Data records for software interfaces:
....

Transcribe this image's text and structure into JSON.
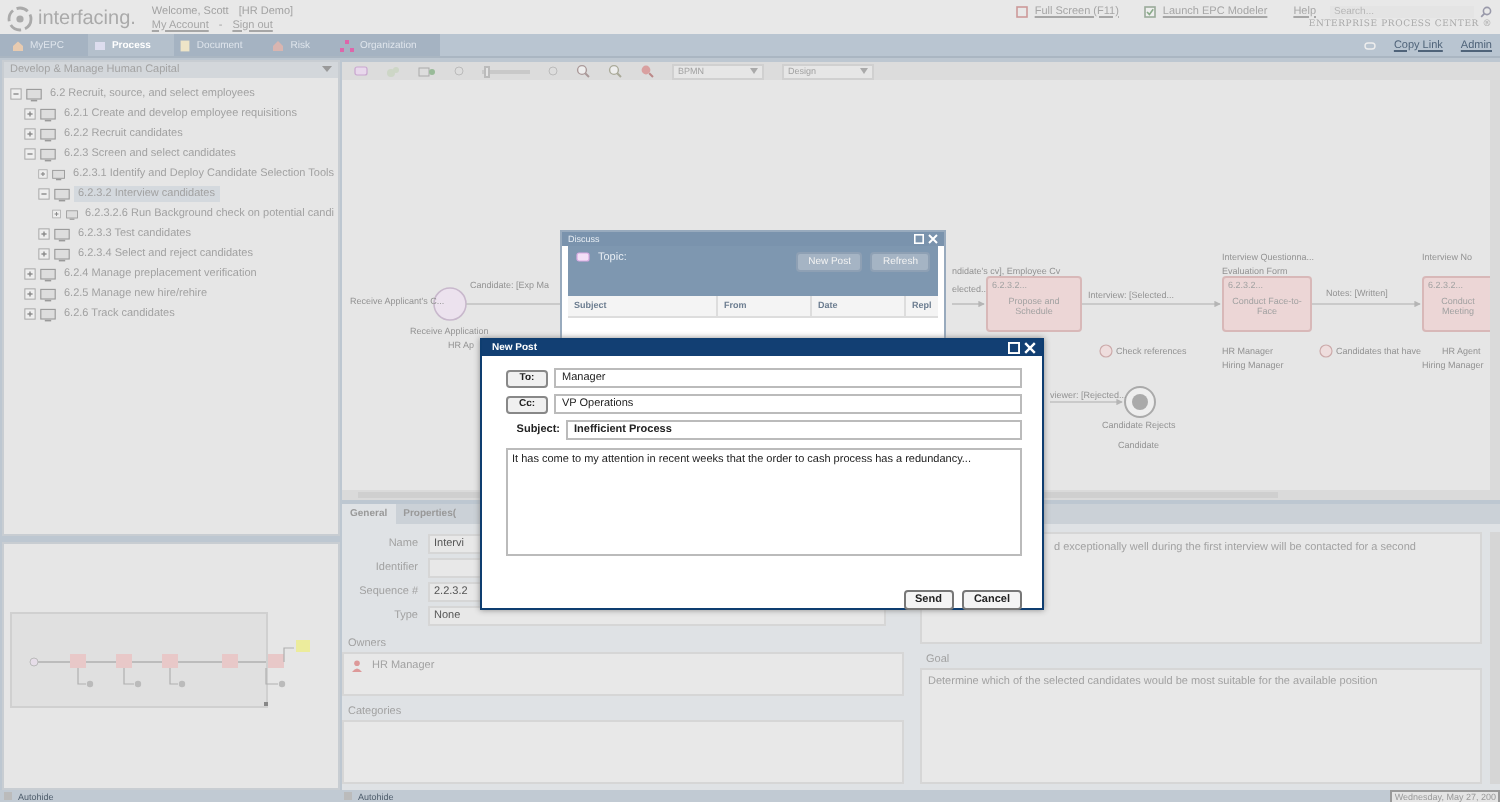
{
  "header": {
    "brand": "interfacing.",
    "welcome": "Welcome, Scott",
    "account": "[HR Demo]",
    "links": [
      "My Account",
      "Sign out"
    ],
    "separator": "-",
    "top_links": [
      {
        "kind": "fullscreen",
        "label": "Full Screen (F11)"
      },
      {
        "kind": "modeler",
        "label": "Launch EPC Modeler"
      },
      {
        "kind": "plain",
        "label": "Help"
      }
    ],
    "search": {
      "placeholder": "Search..."
    },
    "product": "ENTERPRISE PROCESS CENTER ®"
  },
  "tabs": [
    {
      "kind": "home",
      "label": "MyEPC",
      "selected": false
    },
    {
      "kind": "process",
      "label": "Process",
      "selected": true
    },
    {
      "kind": "document",
      "label": "Document",
      "selected": false
    },
    {
      "kind": "risk",
      "label": "Risk",
      "selected": false
    },
    {
      "kind": "organization",
      "label": "Organization",
      "selected": false
    }
  ],
  "tab_bar_links": [
    {
      "kind": "copy",
      "label": "Copy Link"
    },
    {
      "kind": "plain",
      "label": "Admin"
    }
  ],
  "left_panel": {
    "title": "Develop & Manage Human Capital",
    "tree": [
      {
        "label": "6.2 Recruit, source, and select employees",
        "expanded": true,
        "selected": false,
        "children": [
          {
            "label": "6.2.1 Create and develop employee requisitions",
            "expanded": false,
            "selected": false
          },
          {
            "label": "6.2.2 Recruit candidates",
            "expanded": false,
            "selected": false
          },
          {
            "label": "6.2.3 Screen and select candidates",
            "expanded": true,
            "selected": false,
            "children": [
              {
                "label": "6.2.3.1 Identify and Deploy Candidate Selection Tools",
                "expanded": false,
                "selected": false
              },
              {
                "label": "6.2.3.2 Interview candidates",
                "expanded": true,
                "selected": true,
                "children": [
                  {
                    "label": "6.2.3.2.6 Run Background check on potential candi",
                    "expanded": false,
                    "selected": false
                  }
                ]
              },
              {
                "label": "6.2.3.3 Test candidates",
                "expanded": false,
                "selected": false
              },
              {
                "label": "6.2.3.4 Select and reject candidates",
                "expanded": false,
                "selected": false
              }
            ]
          },
          {
            "label": "6.2.4 Manage preplacement verification",
            "expanded": false,
            "selected": false
          },
          {
            "label": "6.2.5 Manage new hire/rehire",
            "expanded": false,
            "selected": false
          },
          {
            "label": "6.2.6 Track candidates",
            "expanded": false,
            "selected": false
          }
        ]
      }
    ]
  },
  "toolbar": {
    "zoom_slider": {
      "level": 0.05
    },
    "dropdowns": [
      "BPMN",
      "Design"
    ]
  },
  "diagram": {
    "labels": [
      "Receive Applicant's C...",
      "Candidate: [Exp Ma",
      "Receive Application",
      "HR Ap",
      "ndidate's cv], Employee Cv",
      "elected...",
      "Interview: [Selected...",
      "Check references",
      "Interview Questionna...",
      "Evaluation Form",
      "Notes: [Written]",
      "HR Manager",
      "Hiring Manager",
      "Candidates that have",
      "Interview No",
      "HR Agent",
      "Hiring Manager",
      "viewer: [Rejected...",
      "Candidate Rejects",
      "Candidate"
    ],
    "tasks": [
      {
        "number": "6.2.3.2...",
        "name": "Propose and Schedule"
      },
      {
        "number": "6.2.3.2...",
        "name": "Conduct Face-to-Face"
      },
      {
        "number": "6.2.3.2...",
        "name": "Conduct Meeting"
      }
    ]
  },
  "discuss_window": {
    "title": "Discuss",
    "topic_label": "Topic:",
    "buttons": [
      "New Post",
      "Refresh"
    ],
    "columns": [
      "Subject",
      "From",
      "Date",
      "Repl"
    ]
  },
  "new_post": {
    "title": "New Post",
    "to": {
      "button": "To:",
      "value": "Manager"
    },
    "cc": {
      "button": "Cc:",
      "value": "VP Operations"
    },
    "subject": {
      "label": "Subject:",
      "value": "Inefficient Process"
    },
    "message": "It has come to my attention in recent weeks that the order to cash process has a redundancy...",
    "buttons": [
      "Send",
      "Cancel"
    ]
  },
  "properties": {
    "tabs": [
      {
        "label": "General",
        "selected": true
      },
      {
        "label": "Properties(",
        "selected": false
      }
    ],
    "fields": [
      {
        "label": "Name",
        "value": "Intervi"
      },
      {
        "label": "Identifier"
      },
      {
        "label": "Sequence #",
        "value": "2.2.3.2"
      },
      {
        "label": "Type",
        "value": "None"
      }
    ],
    "owners": {
      "title": "Owners",
      "items": [
        "HR Manager"
      ]
    },
    "categories": {
      "title": "Categories"
    },
    "description": "d exceptionally well during the first interview will be contacted for a second",
    "goal": {
      "title": "Goal",
      "text": "Determine which of the selected candidates would be most suitable for the available position"
    }
  },
  "status_bar": {
    "autohide": [
      "Autohide",
      "Autohide"
    ],
    "date": "Wednesday, May 27, 200"
  }
}
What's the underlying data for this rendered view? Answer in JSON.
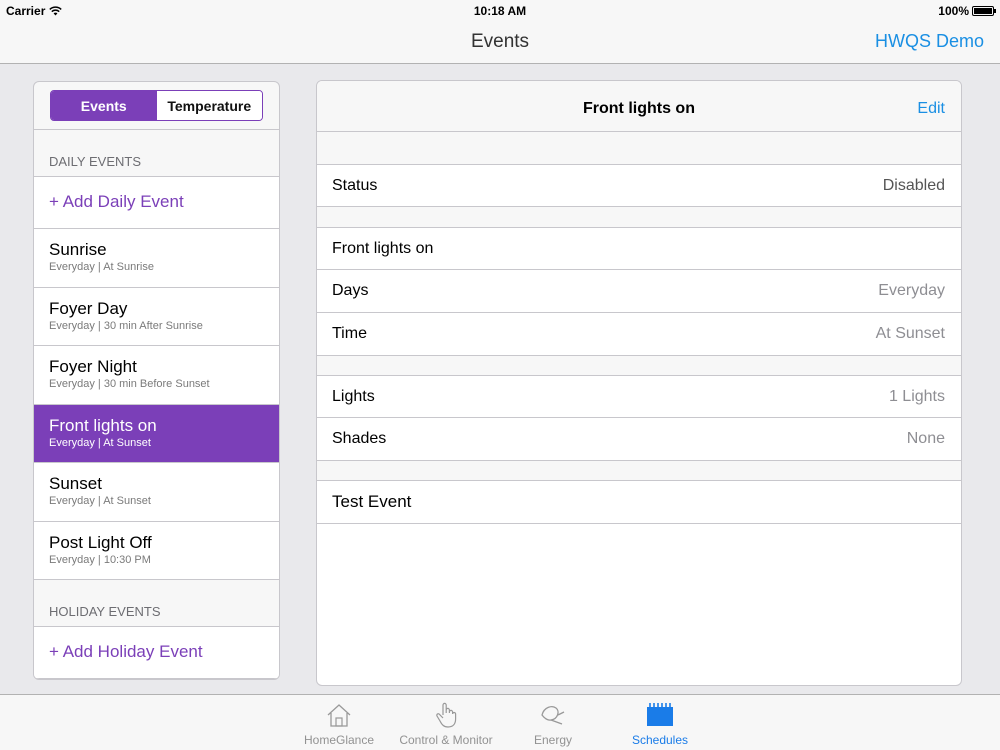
{
  "status_bar": {
    "carrier": "Carrier",
    "time": "10:18 AM",
    "battery": "100%"
  },
  "nav": {
    "title": "Events",
    "right_button": "HWQS Demo"
  },
  "segmented": {
    "selected": "Events",
    "other": "Temperature"
  },
  "daily": {
    "header": "DAILY EVENTS",
    "add_label": "+ Add Daily Event",
    "events": [
      {
        "name": "Sunrise",
        "sub": "Everyday | At Sunrise"
      },
      {
        "name": "Foyer Day",
        "sub": "Everyday | 30 min After Sunrise"
      },
      {
        "name": "Foyer Night",
        "sub": "Everyday | 30 min Before Sunset"
      },
      {
        "name": "Front lights on",
        "sub": "Everyday | At Sunset"
      },
      {
        "name": "Sunset",
        "sub": "Everyday | At Sunset"
      },
      {
        "name": "Post Light Off",
        "sub": "Everyday | 10:30 PM"
      }
    ]
  },
  "holiday": {
    "header": "HOLIDAY EVENTS",
    "add_label": "+ Add Holiday Event"
  },
  "detail": {
    "title": "Front lights on",
    "edit_label": "Edit",
    "status_label": "Status",
    "status_value": "Disabled",
    "event_name": "Front lights on",
    "days_label": "Days",
    "days_value": "Everyday",
    "time_label": "Time",
    "time_value": "At Sunset",
    "lights_label": "Lights",
    "lights_value": "1 Lights",
    "shades_label": "Shades",
    "shades_value": "None",
    "test_label": "Test Event"
  },
  "tabs": [
    {
      "label": "HomeGlance",
      "icon": "house-icon"
    },
    {
      "label": "Control & Monitor",
      "icon": "hand-pointer-icon"
    },
    {
      "label": "Energy",
      "icon": "energy-leaf-icon"
    },
    {
      "label": "Schedules",
      "icon": "calendar-icon"
    }
  ],
  "colors": {
    "accent_purple": "#7b3fb8",
    "link_blue": "#1a8fe3",
    "tab_active": "#1a7ce8"
  }
}
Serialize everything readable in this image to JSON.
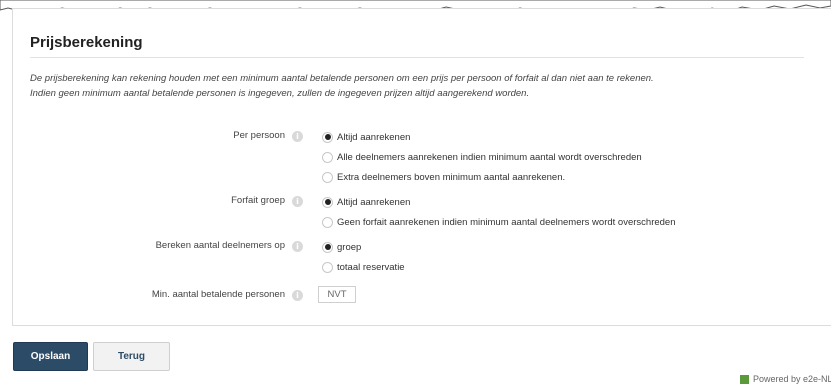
{
  "section": {
    "title": "Prijsberekening",
    "description_line1": "De prijsberekening kan rekening houden met een minimum aantal betalende personen om een prijs per persoon of forfait al dan niet aan te rekenen.",
    "description_line2": "Indien geen minimum aantal betalende personen is ingegeven, zullen de ingegeven prijzen altijd aangerekend worden."
  },
  "form": {
    "per_persoon": {
      "label": "Per persoon",
      "options": [
        {
          "label": "Altijd aanrekenen",
          "selected": true
        },
        {
          "label": "Alle deelnemers aanrekenen indien minimum aantal wordt overschreden",
          "selected": false
        },
        {
          "label": "Extra deelnemers boven minimum aantal aanrekenen.",
          "selected": false
        }
      ]
    },
    "forfait_groep": {
      "label": "Forfait groep",
      "options": [
        {
          "label": "Altijd aanrekenen",
          "selected": true
        },
        {
          "label": "Geen forfait aanrekenen indien minimum aantal deelnemers wordt overschreden",
          "selected": false
        }
      ]
    },
    "bereken": {
      "label": "Bereken aantal deelnemers op",
      "options": [
        {
          "label": "groep",
          "selected": true
        },
        {
          "label": "totaal reservatie",
          "selected": false
        }
      ]
    },
    "min_betalend": {
      "label": "Min. aantal betalende personen",
      "value": "NVT"
    },
    "info_icon_glyph": "i"
  },
  "buttons": {
    "save": "Opslaan",
    "back": "Terug"
  },
  "footer": {
    "powered": "Powered by e2e-NL"
  },
  "colors": {
    "primary_button": "#2b4b66",
    "info_icon": "#d9d9d9"
  }
}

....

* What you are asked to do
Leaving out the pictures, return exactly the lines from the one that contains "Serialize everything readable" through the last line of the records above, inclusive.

* Solution to this problem
Serialize everything readable in this image to JSON.
{
  "section": {
    "title": "Prijsberekening",
    "description_line1": "De prijsberekening kan rekening houden met een minimum aantal betalende personen om een prijs per persoon of forfait al dan niet aan te rekenen.",
    "description_line2": "Indien geen minimum aantal betalende personen is ingegeven, zullen de ingegeven prijzen altijd aangerekend worden."
  },
  "form": {
    "per_persoon": {
      "label": "Per persoon",
      "options": [
        {
          "label": "Altijd aanrekenen",
          "selected": true
        },
        {
          "label": "Alle deelnemers aanrekenen indien minimum aantal wordt overschreden",
          "selected": false
        },
        {
          "label": "Extra deelnemers boven minimum aantal aanrekenen.",
          "selected": false
        }
      ]
    },
    "forfait_groep": {
      "label": "Forfait groep",
      "options": [
        {
          "label": "Altijd aanrekenen",
          "selected": true
        },
        {
          "label": "Geen forfait aanrekenen indien minimum aantal deelnemers wordt overschreden",
          "selected": false
        }
      ]
    },
    "bereken": {
      "label": "Bereken aantal deelnemers op",
      "options": [
        {
          "label": "groep",
          "selected": true
        },
        {
          "label": "totaal reservatie",
          "selected": false
        }
      ]
    },
    "min_betalend": {
      "label": "Min. aantal betalende personen",
      "value": "NVT"
    },
    "info_icon_glyph": "i"
  },
  "buttons": {
    "save": "Opslaan",
    "back": "Terug"
  },
  "footer": {
    "powered": "Powered by e2e-NL"
  },
  "colors": {
    "primary_button": "#2b4b66",
    "info_icon": "#d9d9d9"
  }
}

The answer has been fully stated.